5. He abstains from "wine wherein is excess;" from revellings and gluttony. He avoids, as much as in him lies, all strife and contention, continually endeavouring to live peaceably with all men. And, if he suffers wrong, he avengeth not himself, neither returns evil for evil. He is no railer, no brawler, no scoffer, either at the faults or infirmi ties of his neighbour. He does not willingly wrong, hurt, or grieve any man; but in all things acts and speaks by that plain rule, "Whatsoever thou wouldest not he should do unto thee, that do not thou to another."
6. And, in doing good, he does not confine himself to cheap and easy offices of kindness, but labours and suffers for the profit of many, that by all means he may help some. In spite of toil or pain, "Whatsoever his hand findeth to do, he doeth it with all his might;" whether it be for his friends, or for his enemies; for the evil, or for the good. For, being not slothful in this, or in any business, as he hath opportunity he doth good, all manner of good, to all and to their souls as well as their bodies. He reproves the wicked, instructs the ignorant, confirms the wavering, quickens the good, and comforts the afflicted. He labours to awaken those that sleep, to lead those whom God hath already awakened, to the Fountain opened for sin and for uncleanness, that they may wash therein and be clean; and to stir up those who are saved through faith, to adorn the gospel of Christ in all things.

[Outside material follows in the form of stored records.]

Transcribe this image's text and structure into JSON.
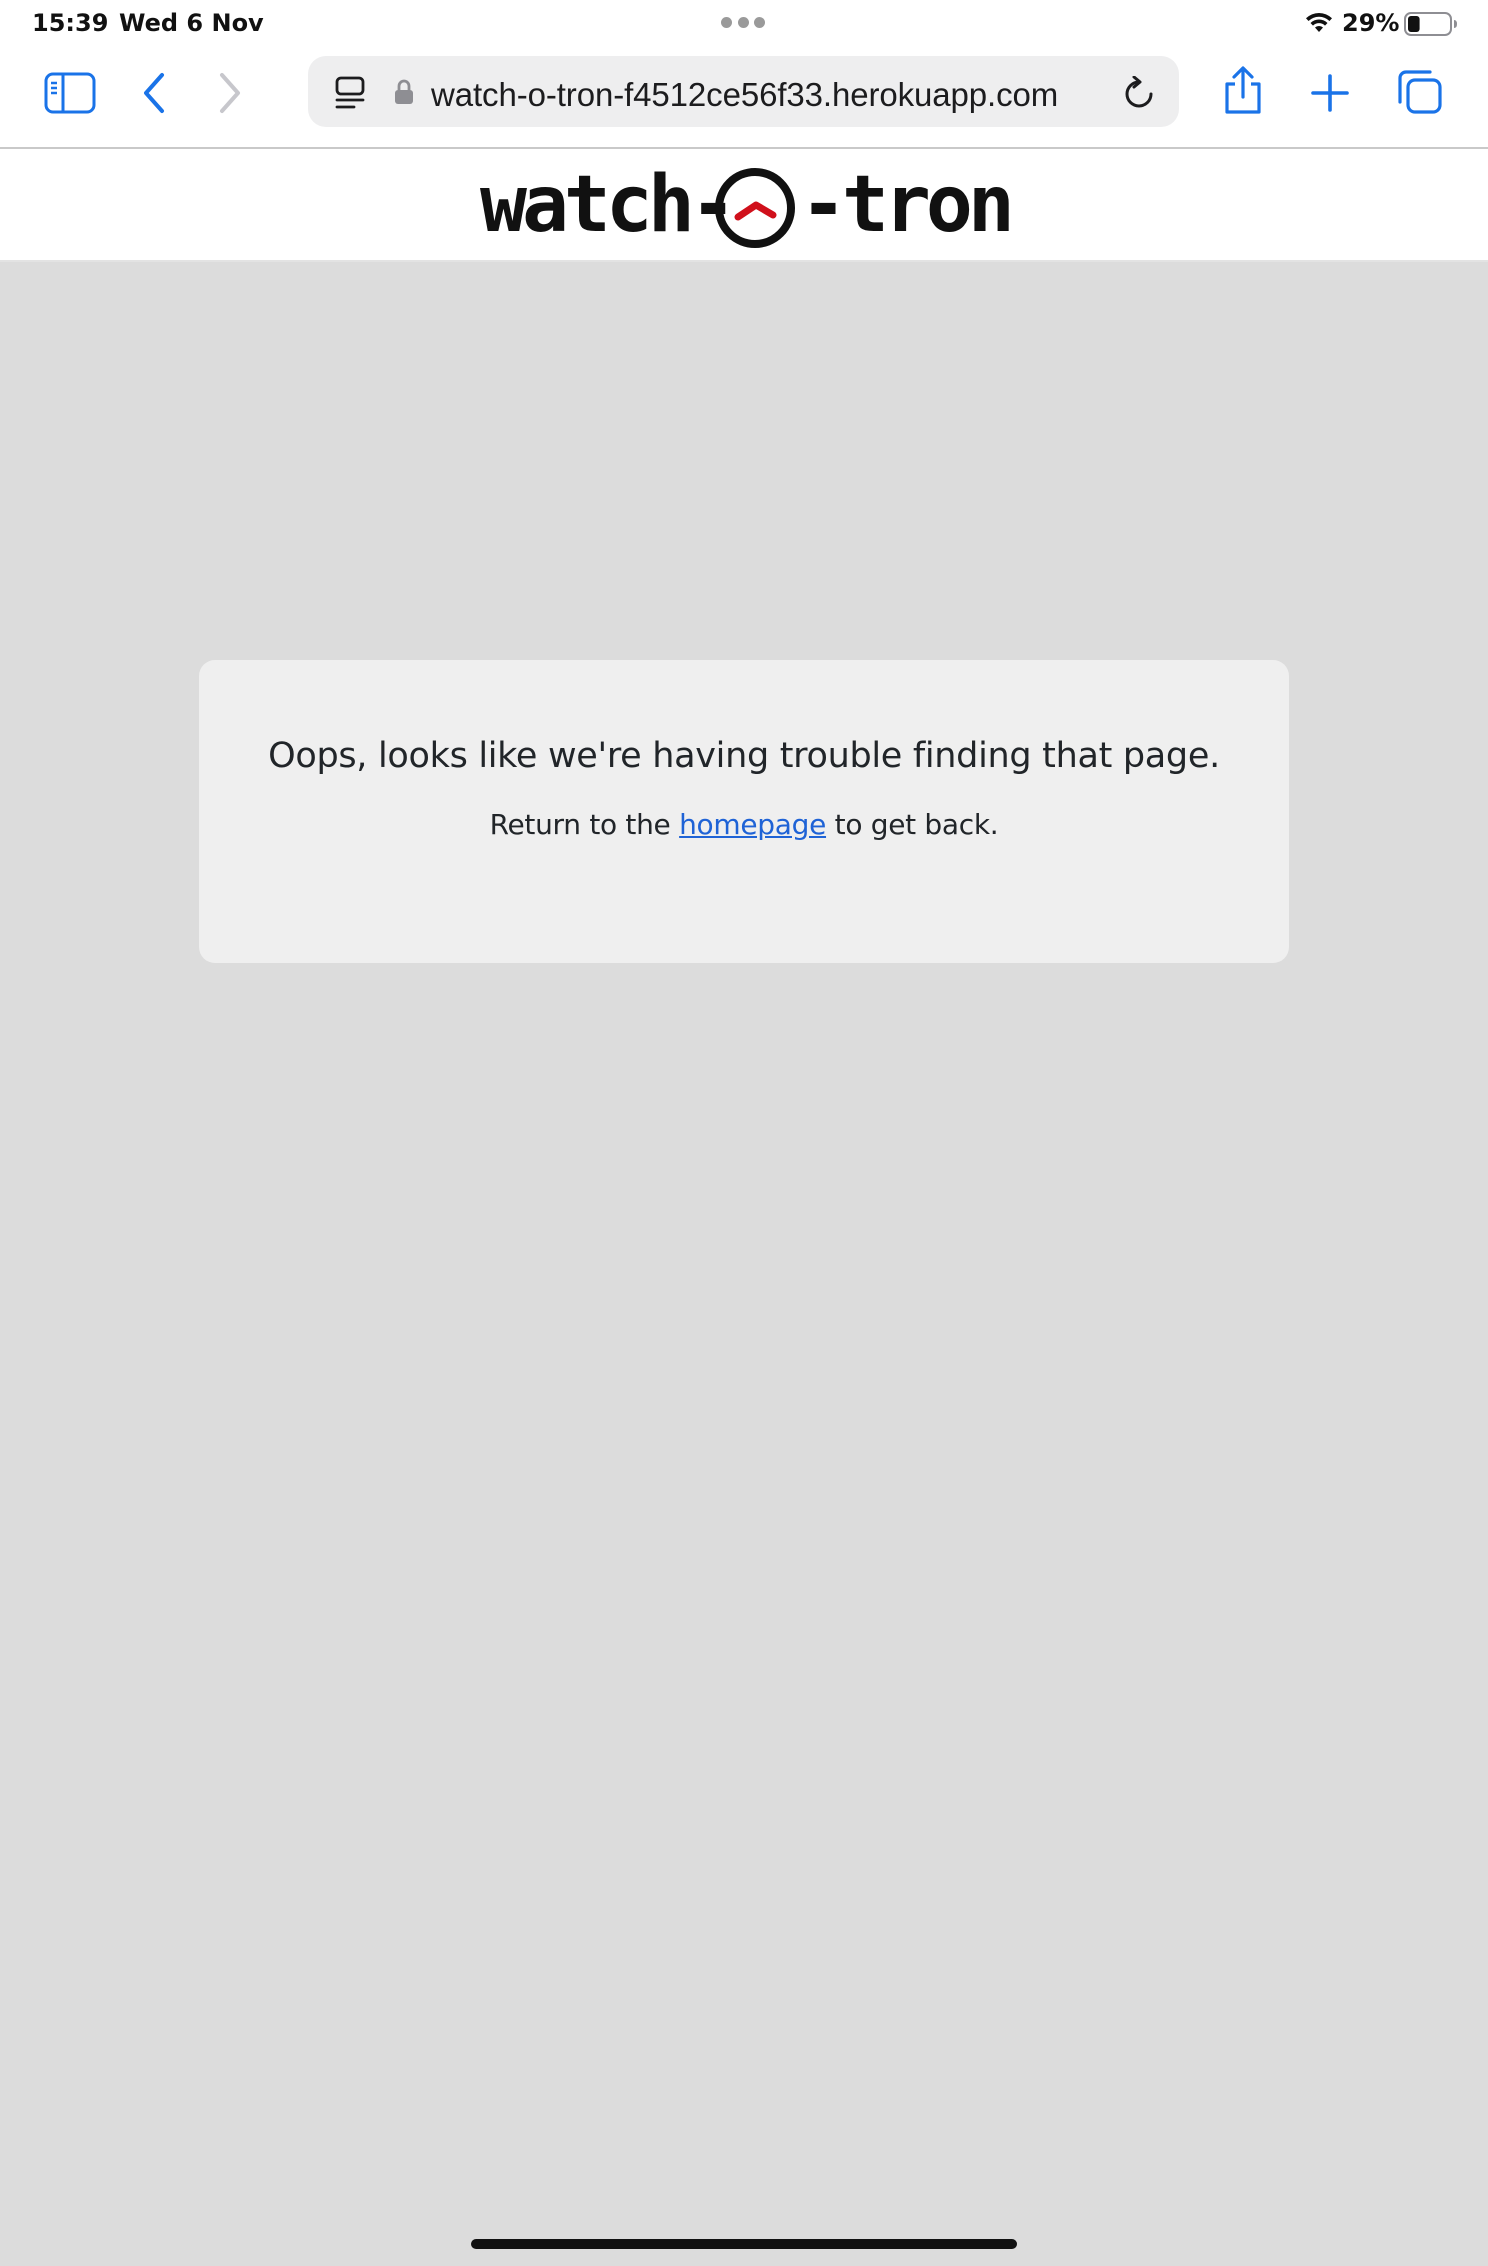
{
  "status_bar": {
    "time": "15:39",
    "date": "Wed 6 Nov",
    "battery_percent": "29%",
    "battery_level": 0.29,
    "icons": [
      "multitasking-dots",
      "wifi-icon",
      "battery-icon"
    ]
  },
  "browser": {
    "url": "watch-o-tron-f4512ce56f33.herokuapp.com",
    "accent_color": "#1a73e8",
    "icons": [
      "sidebar-icon",
      "back-icon",
      "forward-icon",
      "reader-icon",
      "lock-icon",
      "reload-icon",
      "share-icon",
      "new-tab-icon",
      "tabs-icon"
    ]
  },
  "site": {
    "logo": {
      "text_left": "watch-",
      "text_right": "-tron",
      "icon": "clock-logo-icon",
      "accent_color": "#d0101b"
    }
  },
  "error_card": {
    "heading": "Oops, looks like we're having trouble finding that page.",
    "text_before": "Return to the",
    "link_label": "homepage",
    "text_after": "to get back.",
    "link_color": "#1f63d6"
  }
}
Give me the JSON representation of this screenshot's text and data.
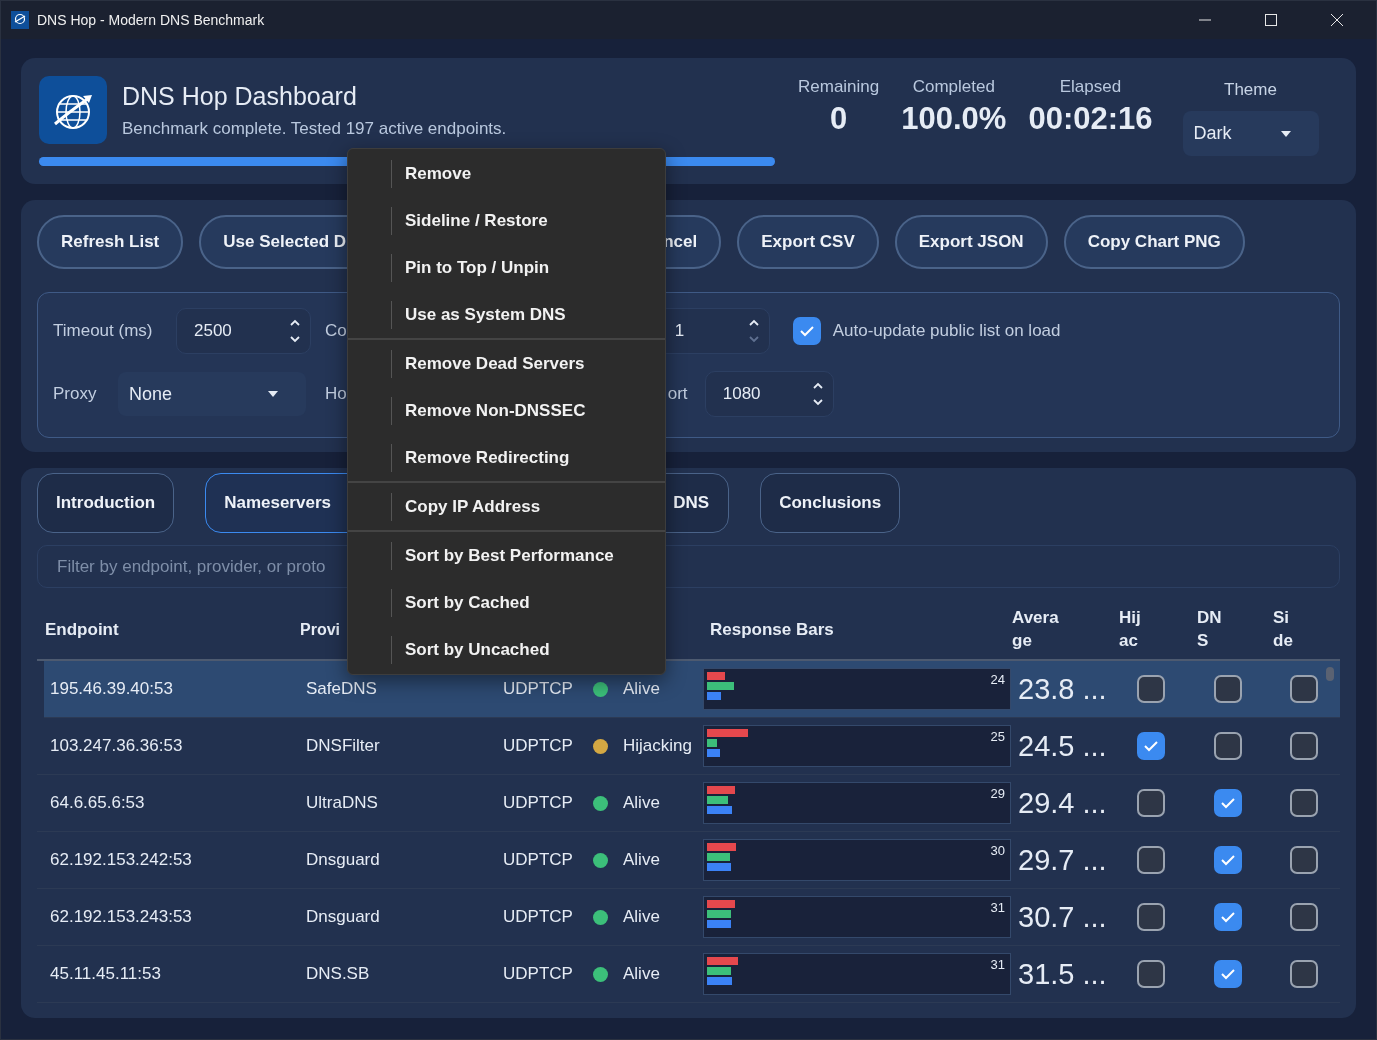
{
  "window": {
    "title": "DNS Hop - Modern DNS Benchmark"
  },
  "header": {
    "title": "DNS Hop Dashboard",
    "subtitle": "Benchmark complete. Tested 197 active endpoints.",
    "progress": {
      "level": 1
    },
    "stats": [
      {
        "label": "Remaining",
        "value": "0"
      },
      {
        "label": "Completed",
        "value": "100.0%"
      },
      {
        "label": "Elapsed",
        "value": "00:02:16"
      }
    ],
    "theme": {
      "label": "Theme",
      "value": "Dark"
    }
  },
  "toolbar": {
    "buttons": [
      "Refresh List",
      "Use Selected D",
      "ncel",
      "Export CSV",
      "Export JSON",
      "Copy Chart PNG"
    ]
  },
  "settings": {
    "timeout": {
      "label": "Timeout (ms)",
      "value": "2500",
      "down_disabled": false
    },
    "concurrency": {
      "label": "Co",
      "value": "1",
      "down_disabled": true
    },
    "auto_update": {
      "label": "Auto-update public list on load",
      "checked": true
    },
    "proxy": {
      "label": "Proxy",
      "value": "None"
    },
    "host": {
      "label": "Ho"
    },
    "port": {
      "label": "ort",
      "value": "1080",
      "down_disabled": false
    }
  },
  "tabs": [
    {
      "label": "Introduction",
      "selected": false
    },
    {
      "label": "Nameservers",
      "selected": true
    },
    {
      "label": "DNS",
      "selected": false
    },
    {
      "label": "Conclusions",
      "selected": false
    }
  ],
  "filter": {
    "placeholder": "Filter by endpoint, provider, or proto"
  },
  "table": {
    "columns": [
      "Endpoint",
      "Provi",
      "Response Bars",
      "Average",
      "Hijac",
      "DNS",
      "Side"
    ],
    "rows": [
      {
        "endpoint": "195.46.39.40:53",
        "provider": "SafeDNS",
        "protocol": "UDPTCP",
        "status": "Alive",
        "color": "#3cbf7a",
        "bars": [
          {
            "level": 0.065
          },
          {
            "level": 0.095
          },
          {
            "level": 0.05
          }
        ],
        "bar_value": "24",
        "average": "23.8 ...",
        "hijack": false,
        "dns": false,
        "side": false,
        "selected": true
      },
      {
        "endpoint": "103.247.36.36:53",
        "provider": "DNSFilter",
        "protocol": "UDPTCP",
        "status": "Hijacking",
        "color": "#d4a843",
        "bars": [
          {
            "level": 0.145
          },
          {
            "level": 0.035
          },
          {
            "level": 0.047
          }
        ],
        "bar_value": "25",
        "average": "24.5 ...",
        "hijack": true,
        "dns": false,
        "side": false,
        "selected": false
      },
      {
        "endpoint": "64.6.65.6:53",
        "provider": "UltraDNS",
        "protocol": "UDPTCP",
        "status": "Alive",
        "color": "#3cbf7a",
        "bars": [
          {
            "level": 0.098
          },
          {
            "level": 0.073
          },
          {
            "level": 0.088
          }
        ],
        "bar_value": "29",
        "average": "29.4 ...",
        "hijack": false,
        "dns": true,
        "side": false,
        "selected": false
      },
      {
        "endpoint": "62.192.153.242:53",
        "provider": "Dnsguard",
        "protocol": "UDPTCP",
        "status": "Alive",
        "color": "#3cbf7a",
        "bars": [
          {
            "level": 0.102
          },
          {
            "level": 0.08
          },
          {
            "level": 0.085
          }
        ],
        "bar_value": "30",
        "average": "29.7 ...",
        "hijack": false,
        "dns": true,
        "side": false,
        "selected": false
      },
      {
        "endpoint": "62.192.153.243:53",
        "provider": "Dnsguard",
        "protocol": "UDPTCP",
        "status": "Alive",
        "color": "#3cbf7a",
        "bars": [
          {
            "level": 0.098
          },
          {
            "level": 0.085
          },
          {
            "level": 0.085
          }
        ],
        "bar_value": "31",
        "average": "30.7 ...",
        "hijack": false,
        "dns": true,
        "side": false,
        "selected": false
      },
      {
        "endpoint": "45.11.45.11:53",
        "provider": "DNS.SB",
        "protocol": "UDPTCP",
        "status": "Alive",
        "color": "#3cbf7a",
        "bars": [
          {
            "level": 0.108
          },
          {
            "level": 0.085
          },
          {
            "level": 0.088
          }
        ],
        "bar_value": "31",
        "average": "31.5 ...",
        "hijack": false,
        "dns": true,
        "side": false,
        "selected": false
      }
    ]
  },
  "context_menu": {
    "groups": [
      [
        "Remove",
        "Sideline / Restore",
        "Pin to Top / Unpin",
        "Use as System DNS"
      ],
      [
        "Remove Dead Servers",
        "Remove Non-DNSSEC",
        "Remove Redirecting"
      ],
      [
        "Copy IP Address"
      ],
      [
        "Sort by Best Performance",
        "Sort by Cached",
        "Sort by Uncached"
      ]
    ]
  }
}
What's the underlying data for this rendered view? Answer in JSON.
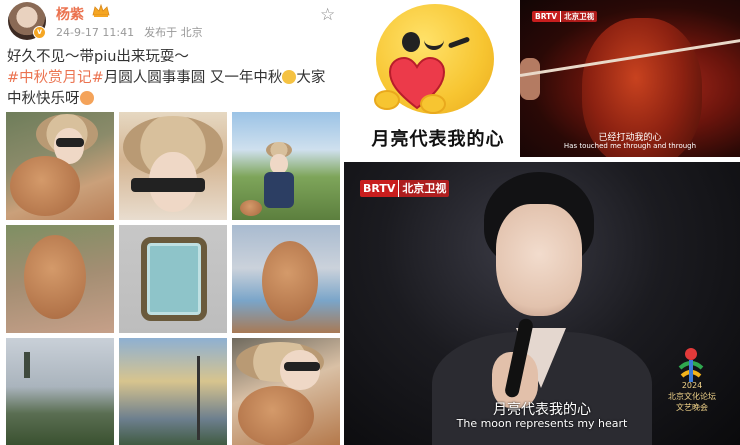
{
  "post": {
    "username": "杨紫",
    "date": "24-9-17 11:41",
    "location": "发布于 北京",
    "text_line1": "好久不见～带piu出来玩耍～",
    "topic": "#中秋赏月记#",
    "text_line2_rest": "月圆人圆事事圆 又一年中秋",
    "text_line2_tail": "大家",
    "text_line3": "中秋快乐呀",
    "photos": [
      "photo-1",
      "photo-2",
      "photo-3",
      "photo-4",
      "photo-5",
      "photo-6",
      "photo-7",
      "photo-8",
      "photo-9"
    ]
  },
  "sticker": {
    "caption": "月亮代表我的心"
  },
  "violin_clip": {
    "logo_channel": "BRTV",
    "logo_name": "北京卫视",
    "subtitle_cn": "已经打动我的心",
    "subtitle_en": "Has touched me through and through"
  },
  "stage_clip": {
    "logo_channel": "BRTV",
    "logo_name": "北京卫视",
    "festival_year": "2024",
    "festival_line1": "北京文化论坛",
    "festival_line2": "文艺晚会",
    "subtitle_cn": "月亮代表我的心",
    "subtitle_en": "The moon represents my heart"
  },
  "colors": {
    "accent": "#eb7350",
    "brtv_red": "#c81e1e",
    "meta_gray": "#999999"
  },
  "icons": [
    "vip-crown-icon",
    "verified-badge-icon",
    "favorite-star-icon",
    "moon-emoji-icon",
    "love-emoji-icon"
  ]
}
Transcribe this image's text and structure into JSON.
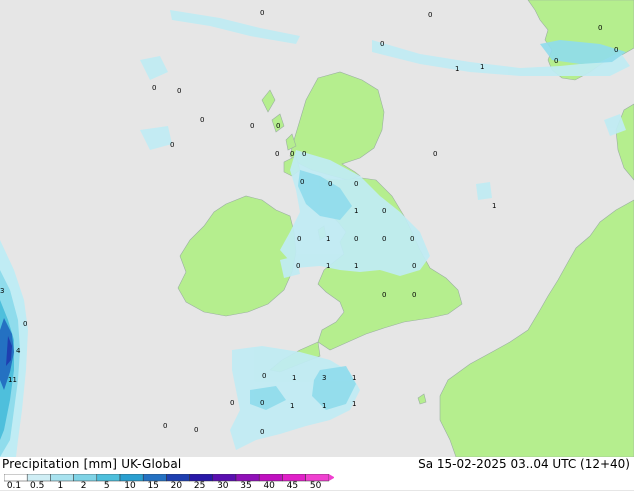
{
  "map": {
    "precip_labels": [
      "0",
      "0",
      "0",
      "0",
      "0",
      "0",
      "0",
      "0",
      "0",
      "0",
      "1",
      "1",
      "0",
      "0",
      "0",
      "0",
      "0",
      "0",
      "0",
      "0",
      "0",
      "1",
      "1",
      "0",
      "0",
      "1",
      "0",
      "0",
      "0",
      "0",
      "1",
      "1",
      "0",
      "0",
      "0",
      "3",
      "0",
      "4",
      "11",
      "0",
      "1",
      "3",
      "1",
      "0",
      "0",
      "1",
      "1",
      "1",
      "0",
      "0",
      "0"
    ]
  },
  "legend": {
    "title": "Precipitation [mm]",
    "model": "UK-Global",
    "valid_time": "Sa 15-02-2025 03..04 UTC (12+40)",
    "ticks": [
      "0.1",
      "0.5",
      "1",
      "2",
      "5",
      "10",
      "15",
      "20",
      "25",
      "30",
      "35",
      "40",
      "45",
      "50"
    ],
    "colors": [
      "#ffffff",
      "#cfeef5",
      "#a8e2ef",
      "#7fd3e6",
      "#4ebfdc",
      "#2a9fd0",
      "#2471c2",
      "#1e3fb0",
      "#2818a8",
      "#5a0fb0",
      "#9010b8",
      "#c010c0",
      "#e020c8",
      "#f040d0"
    ]
  },
  "colors": {
    "sea": "#e6e6e6",
    "land": "#b5ee8e",
    "light_rain": "#c0ecf4",
    "rain": "#8fdcec",
    "heavy_rain": "#2a7fd0"
  }
}
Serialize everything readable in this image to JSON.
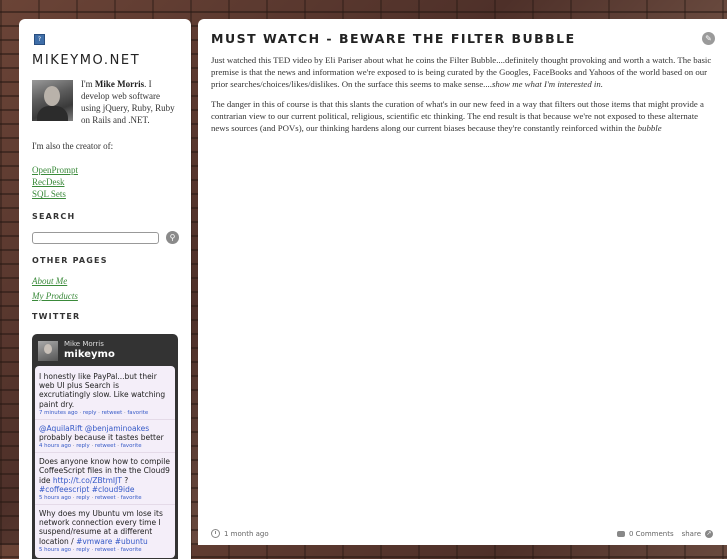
{
  "sidebar": {
    "site_title": "MIKEYMO.NET",
    "logo_glyph": "?",
    "bio": {
      "prefix": "I'm ",
      "name": "Mike Morris",
      "suffix": ". I develop web software using jQuery, Ruby, Ruby on Rails and .NET."
    },
    "creator_text": "I'm also the creator of:",
    "creator_links": [
      "OpenPrompt",
      "RecDesk",
      "SQL Sets"
    ],
    "search_heading": "SEARCH",
    "search_placeholder": "",
    "other_pages_heading": "OTHER PAGES",
    "other_pages": [
      "About Me",
      "My Products"
    ],
    "twitter_heading": "TWITTER",
    "twitter": {
      "name": "Mike Morris",
      "handle": "mikeymo",
      "tweets": [
        {
          "text": "I honestly like PayPal...but their web UI plus Search is excrutiatingly slow. Like watching paint dry.",
          "time": "7 minutes ago",
          "reply": "reply",
          "retweet": "retweet",
          "favorite": "favorite"
        },
        {
          "mention1": "@AquilaRift",
          "mention2": "@benjaminoakes",
          "text": "probably because it tastes better",
          "time": "4 hours ago",
          "reply": "reply",
          "retweet": "retweet",
          "favorite": "favorite"
        },
        {
          "text": "Does anyone know how to compile CoffeeScript files in the the Cloud9 ide ",
          "link": "http://t.co/ZBtmIJT",
          "text2": " ? ",
          "hash1": "#coffeescript",
          "hash2": "#cloud9ide",
          "time": "5 hours ago",
          "reply": "reply",
          "retweet": "retweet",
          "favorite": "favorite"
        },
        {
          "text": "Why does my Ubuntu vm lose its network connection every time I suspend/resume at a different location / ",
          "hash1": "#vmware",
          "hash2": "#ubuntu",
          "time": "5 hours ago",
          "reply": "reply",
          "retweet": "retweet",
          "favorite": "favorite"
        }
      ]
    }
  },
  "post": {
    "title": "MUST WATCH - BEWARE THE FILTER BUBBLE",
    "p1": "Just watched this TED video by Eli Pariser about what he coins the Filter Bubble....definitely thought provoking and worth a watch. The basic premise is that the news and information we're exposed to is being curated by the Googles, FaceBooks and Yahoos of the world based on our prior searches/choices/likes/dislikes. On the surface this seems to make sense....",
    "p1_em": "show me what I'm interested in.",
    "p2": "The danger in this of course is that this slants the curation of what's in our new feed in a way that filters out those items that might provide a contrarian view to our current political, religious, scientific etc thinking. The end result is that because we're not exposed to these alternate news sources (and POVs), our thinking hardens along our current biases because they're constantly reinforced within the ",
    "p2_em": "bubble",
    "time_ago": "1 month ago",
    "comments": "0 Comments",
    "share": "share"
  },
  "colors": {
    "link_green": "#3a8a3a",
    "twitter_link": "#3559c7",
    "twitter_box": "#333333"
  }
}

7. He that hath the form of godliness, uses the means of grace; yea, all of them, and at all opportunities. He constantly frequents the house of God; and that, not as the manner of some is, who come into the presence of the Most High, either loaded with gold and costly apparel, or in all the gaudy vanity of dress; and either by their unseasonable civilities to each other, or the impertinent gaiety of their behaviour, disclaim all pretensions to the form, as well as the power of godliness. Would to God there were none even among ourselves who fall under the same condemnation :
who come into this house, it may be, gazing about, or with all the signs of the most listless, careless indifference, though sometimes they may seem to use a prayer to God for his blesssing on what they are entering upon; who, during that awful service, are either asleep or reclined in the most convenient posture for it; or, as though they supposed God was asleep, talking with one another, or looking round, as utterly void of employment. Neither let these be accused of the form of godliness. No; he who has even this, behaves with seriousness and attention, in every part of the solemn service. More especially when he approaches the table of the Lord, it is not with a light or careless behaviour, but with an air, gesture, and deportment which speaks nothing else, but "God, be merciful to me a sinner."
8. To this, if we add, the constant use of family-prayer, by those who are masters of families, and the setting times apart for private addresses to God, with a daily seriousness of behaviour: he who uniformly practises this outward religion, has the form of godliness. There needs but one thing more in order to his being almost a Christian, and that is, Sincerity.
III. 9. By Sincerity, I mean, a real, inward principle of Religion, from whence these outward actions flow. And, indeed, if we have not this, we have not heathen honesty ; no, not so much of it as will answer the demand of a heathen epicurean poet. Even this poor wretch, in his sober intervals, is able to testify,
Oderunt peccare boni, virtutis amore;
So that, if a man only abstain from doing evil in order to avoid punishment, Non pasces, in cruce corvos,t saith the Pagan; there, "Thou hast thy reward." But even he will
* Good men avoid sin from the love of virtue: